_Supplied records:_
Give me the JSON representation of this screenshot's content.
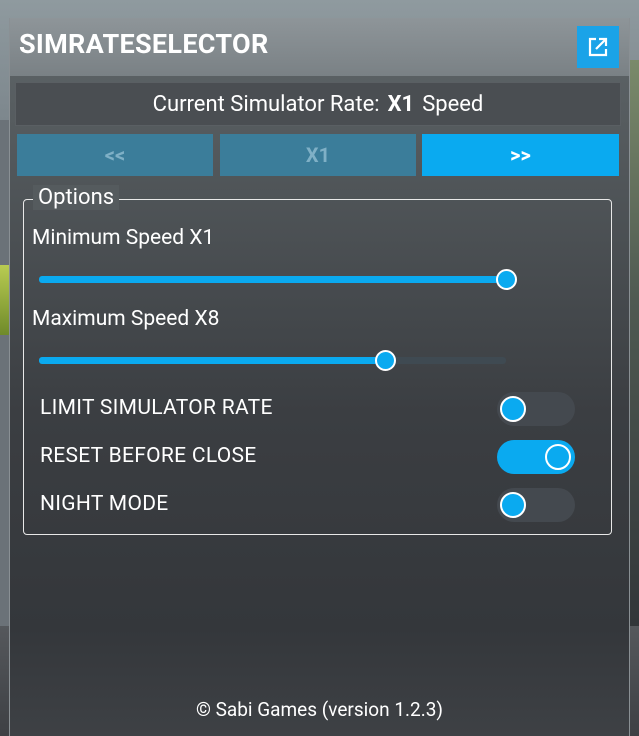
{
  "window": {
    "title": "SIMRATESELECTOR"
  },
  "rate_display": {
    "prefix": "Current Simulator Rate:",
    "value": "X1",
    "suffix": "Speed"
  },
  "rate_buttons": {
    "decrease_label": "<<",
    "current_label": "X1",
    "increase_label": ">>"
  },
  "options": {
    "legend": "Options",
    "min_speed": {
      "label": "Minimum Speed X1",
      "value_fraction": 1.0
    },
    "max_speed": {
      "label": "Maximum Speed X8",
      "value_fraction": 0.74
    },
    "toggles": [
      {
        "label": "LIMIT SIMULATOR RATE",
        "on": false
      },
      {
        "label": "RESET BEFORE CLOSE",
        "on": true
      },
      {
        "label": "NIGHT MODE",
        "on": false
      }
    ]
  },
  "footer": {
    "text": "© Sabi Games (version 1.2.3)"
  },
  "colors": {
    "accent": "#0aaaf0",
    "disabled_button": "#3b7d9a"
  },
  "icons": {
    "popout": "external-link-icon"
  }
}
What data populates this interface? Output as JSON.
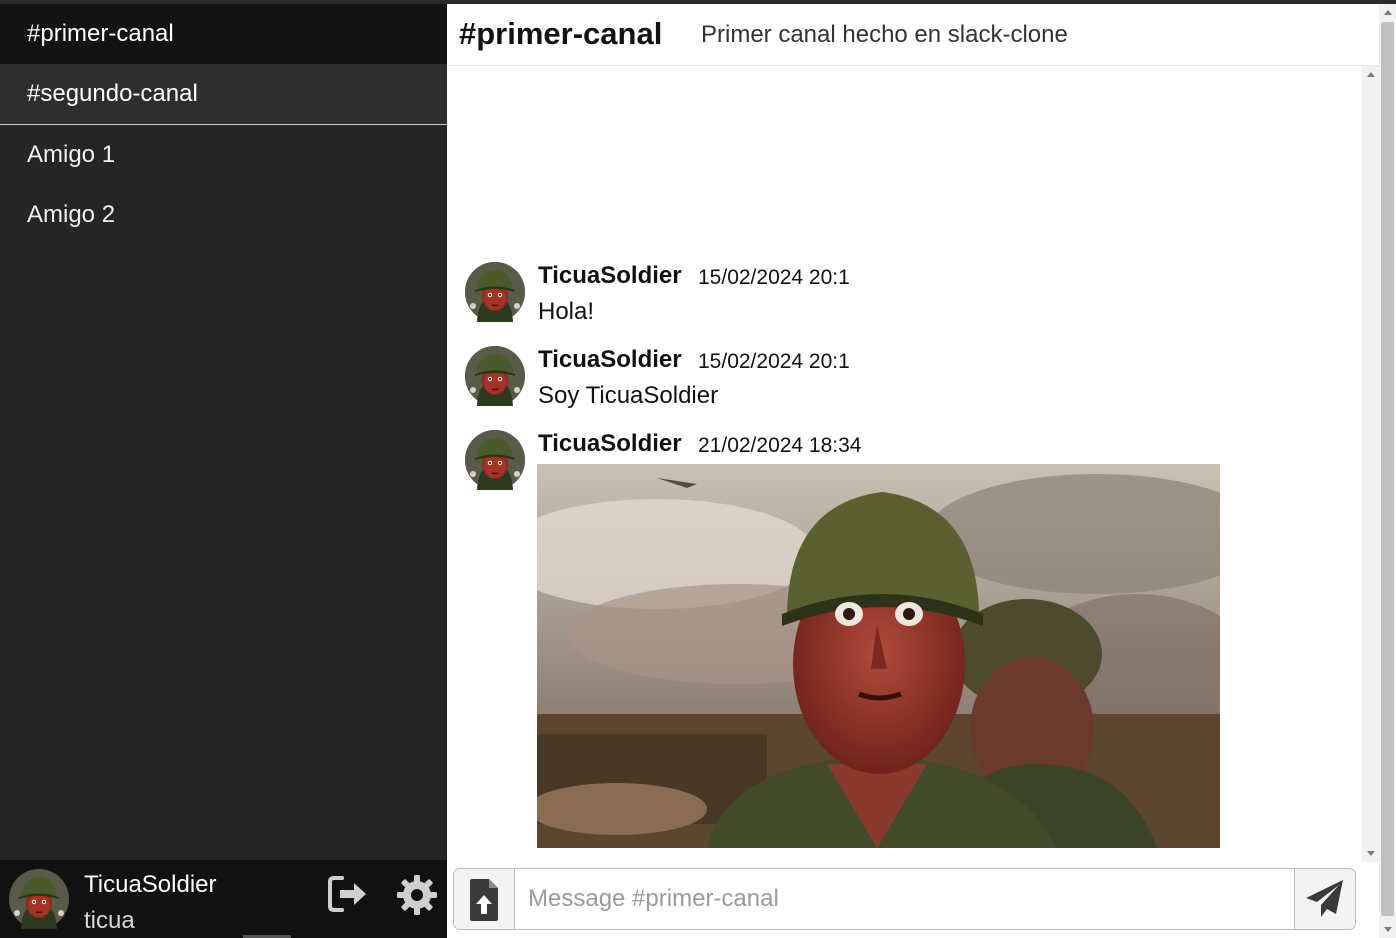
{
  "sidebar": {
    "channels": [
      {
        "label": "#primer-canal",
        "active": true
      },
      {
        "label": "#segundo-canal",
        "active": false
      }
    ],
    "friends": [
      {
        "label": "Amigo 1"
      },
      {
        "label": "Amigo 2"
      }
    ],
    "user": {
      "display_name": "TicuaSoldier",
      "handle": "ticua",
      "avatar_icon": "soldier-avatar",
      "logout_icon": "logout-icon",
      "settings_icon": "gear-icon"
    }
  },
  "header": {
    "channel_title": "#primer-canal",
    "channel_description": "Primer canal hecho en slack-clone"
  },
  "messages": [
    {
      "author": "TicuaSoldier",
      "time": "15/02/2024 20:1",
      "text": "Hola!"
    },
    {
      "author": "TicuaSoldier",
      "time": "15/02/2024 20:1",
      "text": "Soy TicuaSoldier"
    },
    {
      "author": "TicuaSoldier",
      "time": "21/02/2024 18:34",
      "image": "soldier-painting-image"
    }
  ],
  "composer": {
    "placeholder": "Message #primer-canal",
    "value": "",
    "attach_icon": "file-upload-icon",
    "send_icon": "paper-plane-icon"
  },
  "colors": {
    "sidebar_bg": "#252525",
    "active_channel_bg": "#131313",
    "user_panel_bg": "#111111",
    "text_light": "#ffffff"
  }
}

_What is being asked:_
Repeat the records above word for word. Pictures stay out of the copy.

_Completed task:_
Give me the JSON representation of this screenshot's content.
{
  "window": {
    "title": "SIMRATESELECTOR"
  },
  "rate_display": {
    "prefix": "Current Simulator Rate:",
    "value": "X1",
    "suffix": "Speed"
  },
  "rate_buttons": {
    "decrease_label": "<<",
    "current_label": "X1",
    "increase_label": ">>"
  },
  "options": {
    "legend": "Options",
    "min_speed": {
      "label": "Minimum Speed X1",
      "value_fraction": 1.0
    },
    "max_speed": {
      "label": "Maximum Speed X8",
      "value_fraction": 0.74
    },
    "toggles": [
      {
        "label": "LIMIT SIMULATOR RATE",
        "on": false
      },
      {
        "label": "RESET BEFORE CLOSE",
        "on": true
      },
      {
        "label": "NIGHT MODE",
        "on": false
      }
    ]
  },
  "footer": {
    "text": "© Sabi Games (version 1.2.3)"
  },
  "colors": {
    "accent": "#0aaaf0",
    "disabled_button": "#3b7d9a"
  },
  "icons": {
    "popout": "external-link-icon"
  }
}
What data populates this interface? Output as JSON.
{
  "sidebar": {
    "channels": [
      {
        "label": "#primer-canal",
        "active": true
      },
      {
        "label": "#segundo-canal",
        "active": false
      }
    ],
    "friends": [
      {
        "label": "Amigo 1"
      },
      {
        "label": "Amigo 2"
      }
    ],
    "user": {
      "display_name": "TicuaSoldier",
      "handle": "ticua",
      "avatar_icon": "soldier-avatar",
      "logout_icon": "logout-icon",
      "settings_icon": "gear-icon"
    }
  },
  "header": {
    "channel_title": "#primer-canal",
    "channel_description": "Primer canal hecho en slack-clone"
  },
  "messages": [
    {
      "author": "TicuaSoldier",
      "time": "15/02/2024 20:1",
      "text": "Hola!"
    },
    {
      "author": "TicuaSoldier",
      "time": "15/02/2024 20:1",
      "text": "Soy TicuaSoldier"
    },
    {
      "author": "TicuaSoldier",
      "time": "21/02/2024 18:34",
      "image": "soldier-painting-image"
    }
  ],
  "composer": {
    "placeholder": "Message #primer-canal",
    "value": "",
    "attach_icon": "file-upload-icon",
    "send_icon": "paper-plane-icon"
  },
  "colors": {
    "sidebar_bg": "#252525",
    "active_channel_bg": "#131313",
    "user_panel_bg": "#111111",
    "text_light": "#ffffff"
  }
}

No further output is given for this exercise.